centrated use of images which highlight the deep level of the
story. He deals in extreme emotional states. His first volume of
Arzot ha-Tan
(Lands of the Jackal, 1965), conveys the
howling of the jackal in the background. The jackal represents
a threat; when Jerusalem is destroyed, it will be “a habitation
of jackals” (Jeremiah 10:22). The heroine of the novel
(My Michael, 1968), indulges in fantasies of rape and degra­
dation which also bring “cool pleasure.” And in the novel
‘at ba-Mayim, Laga'at ba-Ruah
(Touch the Water, Touch the
Wind, 1973), the themes of threat and Jewish destiny are woven
together when the main characters, united in Israel, are sub­
merged in a violent earthquake. The geological image is sig­
nificant for Oz (Michael in
My Michael
is a geologist), as the
earth’s surface is liable to crack, whatever security it seems to
offer. But also in his other stories the most powerful feeling
evoked is the sense of danger.
A much less dramatic picture emerges from the work of Ama­
lia Kahana-Carmon and Aharon Appelfeld (b. 1932). Kahana-
Carmon, who has published a collection of stories and a novel,
is concerned with the subtle delineation of the intricacy of per­
sonal relationships, particularly as seen by the female partner
involved. Appelfield, who came to Israel as an adolescent, is less
interested in individual psychology than in the fixity of rela­
tion between people, as determined by recent European history
with its effect on the Jewish population. His stories (and, more
recently, novels) are those of the survivor carefully etching the
past as frozen into the present; the silhouette remains. A recent
novella of his, however, “Baddenheim, Ir Nofesh,” (Baddenheim,
City of Rest) reproduced in the volume
Shanim ve-Shaot
and Hours, 1975), experiments with a more flexible form. It por­
trays the changing shape of a spa community and its Jews, as

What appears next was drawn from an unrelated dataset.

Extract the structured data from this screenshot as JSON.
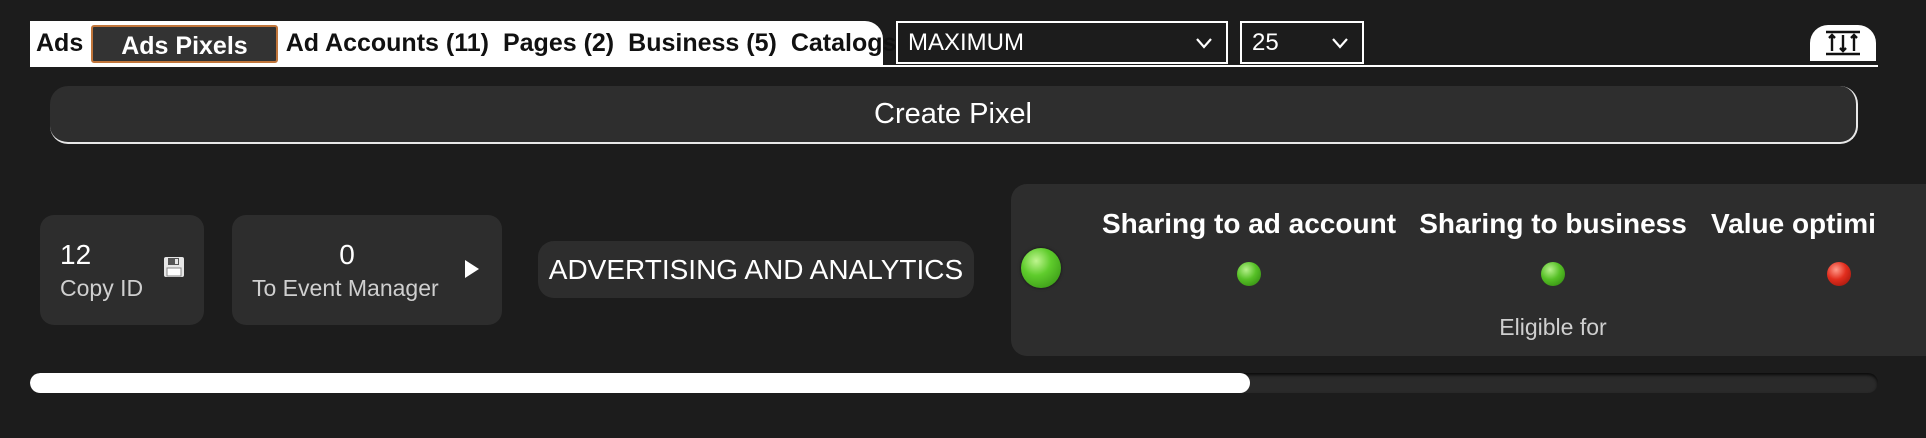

Nazi policy gradually takes effect. The sense of decadence, per­
ceptible to the reader but ignored by the participants, is remin­
iscent of Mann’s
Death in Venice.